When all the connections were loaded, read_connections() returns a list of all known connections to the plugin. The function load_connections() then, for each connection reported by each plugin, calls claim_connection() method in nm-connection.c. This function, among other tasks, exports the connection via DBus in a form described above, in the section Accessing individual connection data stored in NetworkManager.

VPN configuration scripts

Details about VPN connections are stored in /etc/NetworkManager/system-connections directory, one subdirectory per VPN. Those files are read by src/vpn-manager/nm-vpn-manager.c when the object is initialized and as such initialized when VPN manager is initialized. VPN manager also also monitors changes in the VPN configuration directory and acts appropriately.

Properties of a connection

Each connection has a set of properties attached to it in a form of a key-value pairs.

Activating a connection

A connection is activated by calling ActivateConnection DBus method. This method is implemented in the NetworkManager's main class/object, NMManager. This class/object is a singleton object who's impementation is in src/nm-manager.[ch] files. Looking at the code that binds DBus methods to the functions that implement them we can see that ActivateConnection is implemented by the function impl_manager_activate_connection(). The ActivateConnection method, and its implementation function, accept several parameters:
  1. Connection that should be activated identified by its connection path (e.g. "/org/freedesktop/NetworkManager/Settings/2").
  2. Device on which connection should be activated identified by its path (e.g. "/org/freedesktop/NetworkManager/Devices/2").
  3. Specific object?
Some of the input argument can be unspecified.
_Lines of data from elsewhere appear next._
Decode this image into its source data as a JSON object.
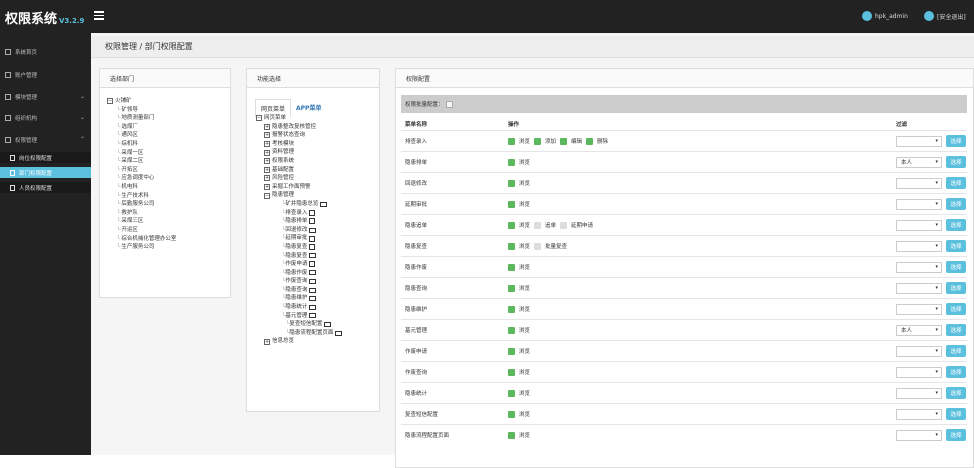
{
  "header": {
    "brand": "权限系统",
    "version": "V3.2.9",
    "user": "hpk_admin",
    "logout": "[安全退出]"
  },
  "sidebar": {
    "items": [
      {
        "label": "系统首页"
      },
      {
        "label": "账户管理"
      },
      {
        "label": "模块管理"
      },
      {
        "label": "组织机构"
      },
      {
        "label": "权限管理"
      }
    ],
    "sub": [
      {
        "label": "岗位权限配置"
      },
      {
        "label": "部门权限配置"
      },
      {
        "label": "人员权限配置"
      }
    ]
  },
  "breadcrumb": "权限管理 / 部门权限配置",
  "dept_panel": {
    "title": "选择部门",
    "root": "火铺矿",
    "items": [
      "矿领导",
      "地质测量部门",
      "选煤厂",
      "通风区",
      "综机科",
      "采煤一区",
      "采煤二区",
      "开拓区",
      "应急调度中心",
      "机电科",
      "生产技术科",
      "后勤服务公司",
      "救护队",
      "采煤三区",
      "开运区",
      "综合机械化管理办公室",
      "生产服务公司"
    ]
  },
  "func_panel": {
    "title": "功能选择",
    "tab_web": "网页菜单",
    "tab_app": "APP菜单",
    "root": "网页菜单",
    "groups": [
      "隐患整改复核管控",
      "报警状态查询",
      "考核模块",
      "资料管理",
      "权限系统",
      "基础配置",
      "风险管控",
      "采掘工作面预警",
      "隐患管理"
    ],
    "hazard_items": [
      "矿井隐患总览",
      "排查录入",
      "隐患排单",
      "回退修改",
      "延期审批",
      "隐患复查",
      "隐患复查",
      "作废申请",
      "隐患作废",
      "作废查询",
      "隐患查询",
      "隐患维护",
      "隐患统计",
      "基元管理",
      "复查短信配置",
      "隐患流程配置页面"
    ],
    "last": "信息总览"
  },
  "perm_panel": {
    "title": "权限配置",
    "batch_label": "权限批量配置：",
    "col_name": "菜单名称",
    "col_ops": "操作",
    "col_filter": "过滤",
    "pick_label": "选择",
    "rows": [
      {
        "name": "排查录入",
        "ops": [
          {
            "t": "浏览",
            "on": true
          },
          {
            "t": "添加",
            "on": true
          },
          {
            "t": "编辑",
            "on": true
          },
          {
            "t": "删除",
            "on": true
          }
        ],
        "filter": ""
      },
      {
        "name": "隐患排单",
        "ops": [
          {
            "t": "浏览",
            "on": true
          }
        ],
        "filter": "本人"
      },
      {
        "name": "回退修改",
        "ops": [
          {
            "t": "浏览",
            "on": true
          }
        ],
        "filter": ""
      },
      {
        "name": "延期审批",
        "ops": [
          {
            "t": "浏览",
            "on": true
          }
        ],
        "filter": ""
      },
      {
        "name": "隐患追单",
        "ops": [
          {
            "t": "浏览",
            "on": true
          },
          {
            "t": "追单",
            "on": false
          },
          {
            "t": "延期申请",
            "on": false
          }
        ],
        "filter": ""
      },
      {
        "name": "隐患复查",
        "ops": [
          {
            "t": "浏览",
            "on": true
          },
          {
            "t": "批量复查",
            "on": false
          }
        ],
        "filter": ""
      },
      {
        "name": "隐患作废",
        "ops": [
          {
            "t": "浏览",
            "on": true
          }
        ],
        "filter": ""
      },
      {
        "name": "隐患查询",
        "ops": [
          {
            "t": "浏览",
            "on": true
          }
        ],
        "filter": ""
      },
      {
        "name": "隐患维护",
        "ops": [
          {
            "t": "浏览",
            "on": true
          }
        ],
        "filter": ""
      },
      {
        "name": "基元管理",
        "ops": [
          {
            "t": "浏览",
            "on": true
          }
        ],
        "filter": "本人"
      },
      {
        "name": "作废申请",
        "ops": [
          {
            "t": "浏览",
            "on": true
          }
        ],
        "filter": ""
      },
      {
        "name": "作废查询",
        "ops": [
          {
            "t": "浏览",
            "on": true
          }
        ],
        "filter": ""
      },
      {
        "name": "隐患统计",
        "ops": [
          {
            "t": "浏览",
            "on": true
          }
        ],
        "filter": ""
      },
      {
        "name": "复查短信配置",
        "ops": [
          {
            "t": "浏览",
            "on": true
          }
        ],
        "filter": ""
      },
      {
        "name": "隐患流程配置页面",
        "ops": [
          {
            "t": "浏览",
            "on": true
          }
        ],
        "filter": ""
      }
    ]
  },
  "colors": {
    "accent": "#5bc0de",
    "green": "#5cb85c",
    "dark": "#222222"
  }
}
To make them unspecified in DBus call they should be set to "/" and this will be translated into NULL pointer in the impl_manager_activate_connection() function. Of all combinations of parameters (with respect to being NULL or non-NULL) the following ones are allowed:
  1. When connection path is not specified device must be given. In that case all the connections for that device will be retrieved and the best one will be selected. "The best one" is defined as the most recently used one.
  2. If connection path is specified, then device might or might not be specified. In case it is not defined the best device for the given connection will be selected. To determine "the best device" first list of all devices is retrieved and then for each device status is checked (must be managed, available, compatible with the requested connection). Note that "compatible with the requested connection" means, for example, you can not start wireless connection on a wired connection.
There are "software only", or virtual, connections. Those are checked in the function nm_connection_is_virtual() which is implemented in the file libnm-core/nm-connection.c. When this post was written, the following connections were defined as virtual, or software only:
  • Bond
  • Team
  • Bridge
  • VLAN
  • TUN
  • IPtunnel
Finally, there are also VPN connections that also don't have associated devices.
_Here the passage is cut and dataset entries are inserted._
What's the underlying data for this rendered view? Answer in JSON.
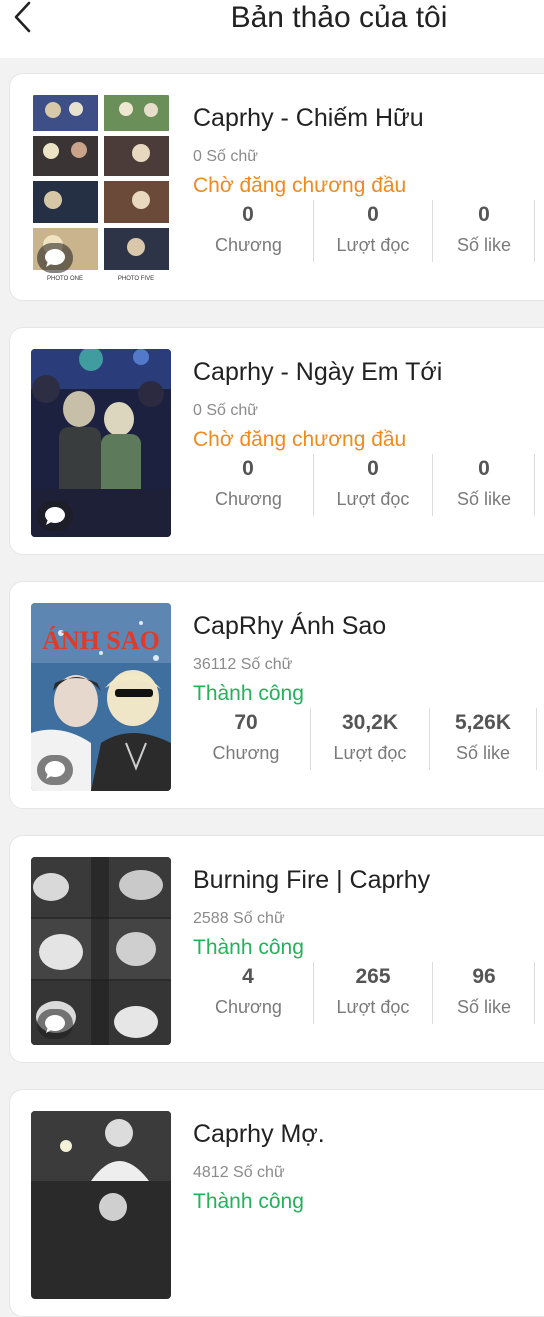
{
  "header": {
    "title": "Bản thảo của tôi"
  },
  "stat_labels": {
    "chapters": "Chương",
    "reads": "Lượt đọc",
    "likes": "Số like"
  },
  "stories": [
    {
      "title": "Caprhy - Chiếm Hữu",
      "words": "0 Số chữ",
      "status": "Chờ đăng chương đầu",
      "status_type": "pending",
      "chapters": "0",
      "reads": "0",
      "likes": "0",
      "cover_caption_left": "PHOTO ONE",
      "cover_caption_right": "PHOTO FIVE"
    },
    {
      "title": "Caprhy - Ngày Em Tới",
      "words": "0 Số chữ",
      "status": "Chờ đăng chương đầu",
      "status_type": "pending",
      "chapters": "0",
      "reads": "0",
      "likes": "0"
    },
    {
      "title": "CapRhy Ánh Sao",
      "words": "36112 Số chữ",
      "status": "Thành công",
      "status_type": "ok",
      "chapters": "70",
      "reads": "30,2K",
      "likes": "5,26K",
      "cover_text": "ÁNH SAO"
    },
    {
      "title": "Burning Fire | Caprhy",
      "words": "2588 Số chữ",
      "status": "Thành công",
      "status_type": "ok",
      "chapters": "4",
      "reads": "265",
      "likes": "96"
    },
    {
      "title": "Caprhy Mợ.",
      "words": "4812 Số chữ",
      "status": "Thành công",
      "status_type": "ok"
    }
  ],
  "icons": {
    "back": "chevron-left-icon",
    "comment": "comment-bubble-icon"
  },
  "colors": {
    "pending": "#f08a1c",
    "success": "#22b35a"
  }
}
When all the checks are performed, devices and connections are found, then an object of type NMActiveConnection is created in the function _new_active_connection(). Here, in case VPN connection is started, VPN establishment is initiated and you can read more about that process in another post.
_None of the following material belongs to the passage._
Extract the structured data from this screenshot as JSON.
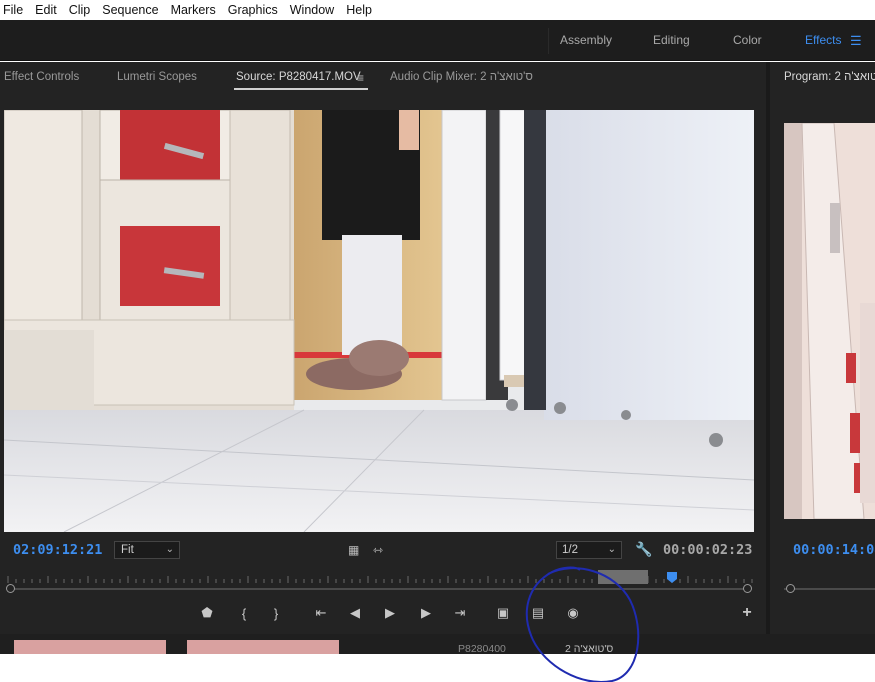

About Me

scientist, consultant, security specialist, networking guy, system administrator, philosopher ;)